A film, Sara’s Notebook, set in the Democratic Republic of the Congo and in it, a character named Sergio. A glass of rosé. 10.19 pm. Contemplating life’s synchronicities. I spend these early winter days in relative solitude and silence. Cooking and staying indoors. Watching noir films and sketching outlines of something of my own. Not sure what exactly yet; this and that. But the flow of it is what interest me now. Staying inspired, learning, soaking it all in. I like the noise of him returning home and when he refills the plate for a second time. Building blocks, slowly being placed atop each other. The synchronicities will take on a different shape with time.
Back to these. Something shorter and without pressure. I am redefining what a productive day means to me. Going for a walk, five or six kilometres in almost freezing temperatures. Making coffee and drinking it consciously. Cooking a meal for both of us with an intention. Not waiting for the right moment because it’ll never come; it’s always now. Reading for an hour or two even. Listening to an audiobook without drifting away after five minutes. Setting intentions. Knowing that I am not the body nor the mind. Focusing on living and not on being productive.
“Consider this: You can see less than 1% of the electromagnetic spectrum and hear less than 1% of the acoustic spectrum. As you read this, you are travelling at 220 km/sec across the galaxy. 90% of the cells in your body carry their own microbial DNA and are not “you.” The atoms in your body are 99.9999999999999999% empty space and none of them are the ones you were born with, but they all originated in the belly of a star. Human beings have 46 chromosomes, 2 less than the common potato. The existence of the rainbow depends on the conical photoreceptors in your eyes; to animals without cones, the rainbow does not exist. So you don’t just look at a rainbow, you create it.”
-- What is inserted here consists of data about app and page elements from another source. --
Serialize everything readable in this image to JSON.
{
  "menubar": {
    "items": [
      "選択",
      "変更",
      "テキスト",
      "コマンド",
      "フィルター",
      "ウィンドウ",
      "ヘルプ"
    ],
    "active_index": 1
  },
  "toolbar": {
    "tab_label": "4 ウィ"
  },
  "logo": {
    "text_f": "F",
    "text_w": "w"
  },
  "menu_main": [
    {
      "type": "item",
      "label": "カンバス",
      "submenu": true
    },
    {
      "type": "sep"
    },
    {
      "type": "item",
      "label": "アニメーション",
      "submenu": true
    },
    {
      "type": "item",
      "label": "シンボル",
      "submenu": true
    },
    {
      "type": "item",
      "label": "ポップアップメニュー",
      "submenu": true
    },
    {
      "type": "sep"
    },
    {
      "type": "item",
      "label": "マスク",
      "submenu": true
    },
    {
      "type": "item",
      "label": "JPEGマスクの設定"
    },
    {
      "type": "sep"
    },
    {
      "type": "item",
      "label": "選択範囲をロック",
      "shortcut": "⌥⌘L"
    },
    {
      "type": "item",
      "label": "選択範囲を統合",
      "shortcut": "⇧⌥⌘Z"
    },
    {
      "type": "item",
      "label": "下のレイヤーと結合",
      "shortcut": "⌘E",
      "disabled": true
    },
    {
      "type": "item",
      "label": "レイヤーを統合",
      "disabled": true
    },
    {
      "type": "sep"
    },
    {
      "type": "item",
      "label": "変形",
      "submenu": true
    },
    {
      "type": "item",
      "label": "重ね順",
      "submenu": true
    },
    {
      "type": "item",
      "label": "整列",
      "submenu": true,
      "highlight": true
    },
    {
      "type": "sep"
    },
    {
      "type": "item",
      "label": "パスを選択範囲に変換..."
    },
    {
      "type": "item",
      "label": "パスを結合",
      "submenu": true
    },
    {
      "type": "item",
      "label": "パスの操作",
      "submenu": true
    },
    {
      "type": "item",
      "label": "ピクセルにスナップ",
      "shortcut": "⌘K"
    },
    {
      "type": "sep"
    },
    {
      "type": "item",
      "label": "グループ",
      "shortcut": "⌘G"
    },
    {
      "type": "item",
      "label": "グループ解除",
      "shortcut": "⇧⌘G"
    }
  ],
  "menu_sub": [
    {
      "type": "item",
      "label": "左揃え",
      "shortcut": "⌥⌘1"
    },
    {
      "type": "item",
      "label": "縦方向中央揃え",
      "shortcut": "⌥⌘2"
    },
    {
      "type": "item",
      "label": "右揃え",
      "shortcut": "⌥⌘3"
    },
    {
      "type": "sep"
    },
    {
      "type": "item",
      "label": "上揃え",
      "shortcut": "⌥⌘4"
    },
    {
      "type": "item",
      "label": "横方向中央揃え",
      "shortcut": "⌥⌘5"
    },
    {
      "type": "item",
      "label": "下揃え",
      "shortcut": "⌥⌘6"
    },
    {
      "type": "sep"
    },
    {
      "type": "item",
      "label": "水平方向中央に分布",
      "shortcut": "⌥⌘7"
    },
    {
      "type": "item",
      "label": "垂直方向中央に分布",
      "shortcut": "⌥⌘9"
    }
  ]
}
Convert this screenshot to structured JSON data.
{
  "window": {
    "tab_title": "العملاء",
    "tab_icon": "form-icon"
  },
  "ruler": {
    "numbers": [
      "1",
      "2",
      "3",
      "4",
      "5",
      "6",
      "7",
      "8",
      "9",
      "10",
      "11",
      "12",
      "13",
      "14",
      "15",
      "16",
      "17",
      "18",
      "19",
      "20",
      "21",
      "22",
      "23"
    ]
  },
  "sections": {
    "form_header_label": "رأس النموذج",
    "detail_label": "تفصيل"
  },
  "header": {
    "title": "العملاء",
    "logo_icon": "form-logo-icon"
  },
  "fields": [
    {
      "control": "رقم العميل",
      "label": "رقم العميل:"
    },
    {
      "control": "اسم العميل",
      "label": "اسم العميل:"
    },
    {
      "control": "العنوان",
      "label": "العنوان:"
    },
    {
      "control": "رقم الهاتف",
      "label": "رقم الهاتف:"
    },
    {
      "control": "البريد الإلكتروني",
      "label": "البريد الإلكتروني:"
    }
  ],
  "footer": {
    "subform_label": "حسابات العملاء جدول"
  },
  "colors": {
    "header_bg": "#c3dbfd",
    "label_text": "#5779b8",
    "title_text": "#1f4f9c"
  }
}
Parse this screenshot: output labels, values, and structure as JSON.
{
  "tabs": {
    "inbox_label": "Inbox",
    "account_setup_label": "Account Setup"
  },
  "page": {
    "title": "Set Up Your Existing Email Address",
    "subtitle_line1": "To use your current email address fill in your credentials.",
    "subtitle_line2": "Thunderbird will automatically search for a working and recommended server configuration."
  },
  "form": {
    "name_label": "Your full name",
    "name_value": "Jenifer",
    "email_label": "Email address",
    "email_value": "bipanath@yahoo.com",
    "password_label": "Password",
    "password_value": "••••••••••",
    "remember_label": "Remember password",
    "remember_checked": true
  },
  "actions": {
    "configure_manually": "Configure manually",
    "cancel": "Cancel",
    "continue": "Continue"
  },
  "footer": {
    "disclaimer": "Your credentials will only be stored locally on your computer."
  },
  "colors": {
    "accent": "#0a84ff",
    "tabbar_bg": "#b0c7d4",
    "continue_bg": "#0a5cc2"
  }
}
NASA Lunar Science Institute, 2012
On a similar note, I’m currently reading The Body: A Guide for Occupants by Bill Bryson and fully recommend it.
Dear Zindagi. It’s been a while since I could relate to a female character as much as I did with Kaira. It’s not just the mess of her life in general but the inability to get a message across despite being mostly a creative and compassionate individual. The anger and the resentment towards society. Abandonment at the centre of it, as always. Sometimes even being the abandonee. It works both ways, you know? The symbolism of seeing another person’s name everywhere even though that’s not what it is. The way we both listen to our own music in a loud, crowded club. The older male character who helps her sort out her life. Perhaps, the same way the guitarist filled his own version of the role in my life almost a decade back. It was all too familiar, dear life.
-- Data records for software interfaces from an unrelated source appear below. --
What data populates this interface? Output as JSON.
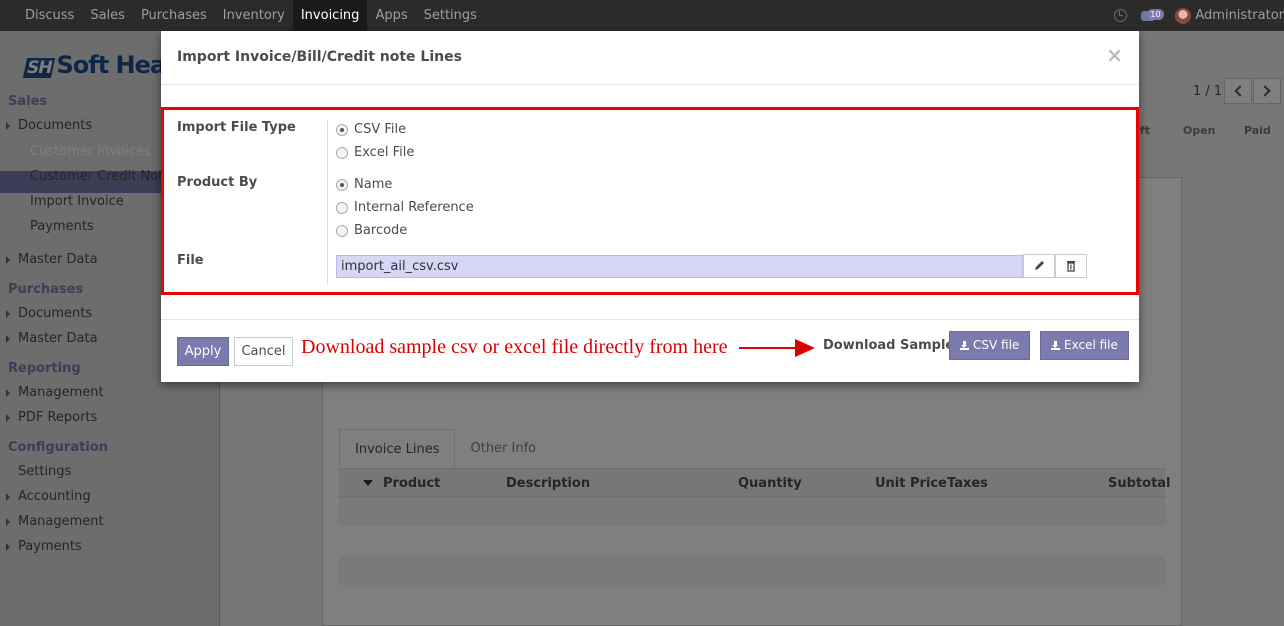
{
  "navbar": {
    "items": [
      "Discuss",
      "Sales",
      "Purchases",
      "Inventory",
      "Invoicing",
      "Apps",
      "Settings"
    ],
    "active": "Invoicing",
    "chat_count": "10",
    "user": "Administrator"
  },
  "sidebar": {
    "logo_mark": "SH",
    "logo_text": "Soft Hea",
    "sales_section": "Sales",
    "sales_items": [
      "Documents",
      "Customer Invoices",
      "Customer Credit Notes",
      "Import Invoice",
      "Payments",
      "Master Data"
    ],
    "purchases_section": "Purchases",
    "purchases_items": [
      "Documents",
      "Master Data"
    ],
    "reporting_section": "Reporting",
    "reporting_items": [
      "Management",
      "PDF Reports"
    ],
    "configuration_section": "Configuration",
    "configuration_items": [
      "Settings",
      "Accounting",
      "Management",
      "Payments"
    ]
  },
  "background": {
    "pager": "1 / 1",
    "status_steps": [
      "ft",
      "Open",
      "Paid"
    ],
    "tabs": [
      "Invoice Lines",
      "Other Info"
    ],
    "table_headers": [
      "Product",
      "Description",
      "Quantity",
      "Unit Price",
      "Taxes",
      "Subtotal"
    ]
  },
  "modal": {
    "title": "Import Invoice/Bill/Credit note Lines",
    "close_label": "×",
    "import_file_type_label": "Import File Type",
    "file_types": [
      "CSV File",
      "Excel File"
    ],
    "selected_file_type": "CSV File",
    "product_by_label": "Product By",
    "product_options": [
      "Name",
      "Internal Reference",
      "Barcode"
    ],
    "selected_product_option": "Name",
    "file_label": "File",
    "file_value": "import_ail_csv.csv",
    "apply_label": "Apply",
    "cancel_label": "Cancel",
    "annotation": "Download sample csv or excel file directly from here",
    "download_label": "Download Sample:",
    "csv_button": "CSV file",
    "excel_button": "Excel file"
  },
  "colors": {
    "brand": "#7c7bad",
    "highlight_border": "#ee0000",
    "annotation": "#dd0000"
  }
}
I used to be able to do this. Write simply and without restraints. I no longer can. There are stories brimming inside me, waiting to be put on paper. I am not sure what stops me. I am not sure why I am afraid. So if the words are ugly? What if it didn’t make sense in the beginning at all? The thing is to start.
Because of the way I have constructed in my head right now, I am not entirely sure I am holding up to the truth. Maybe it was all different. Maybe I’ve made it all sound nicer and better because I am afraid of what the truth was. That I knew all along but betrayed myself and still went through with it. I digress.
I am disrespecting myself by not writing. My own life. I started a series of short stories at the beginning of the year and I never finished it. There was too much London in it, too much of everything. I never completed the B&B story. I have never actually written anything at all and yet it is still all there waiting to be finished. It’s been eight years since I wrote the 2011 piece. All those pages of my life back then. How I used to live. Maybe it wasn’t all right, but my words actually used to spark an emotion.
What do I have now? Only this.
Jack Johnson idealised Sunday mornings, banana pancakes, and living where the waves are for me. And I am okay with it. Every day I am somehow closer. I take the train to and from Kutná Hora, mostly back to Prague but sometimes also to Pardubice, Brno, and any other place that feels like it might make me feel better. I want what I have but I also dream of these ideals. Of living closer to the sea, of living less individualistically, and of not being afraid of failure.
In retrospect, the trip to London in May was paramount to what my life would become just weeks later. I didn’t know it then, of course, although, I did feel it. I definitely felt something. To feel sorry for myself would be pointless. This journey took seven years but I am here now. The exit is painless and wholesome. There’s no doubt. The sun tells me I am right. Enough with the emotional crumbs, it is time for a full meal. It feels so light to be free. This is what I wrote then and this is what carried me all the way here. It feels so good.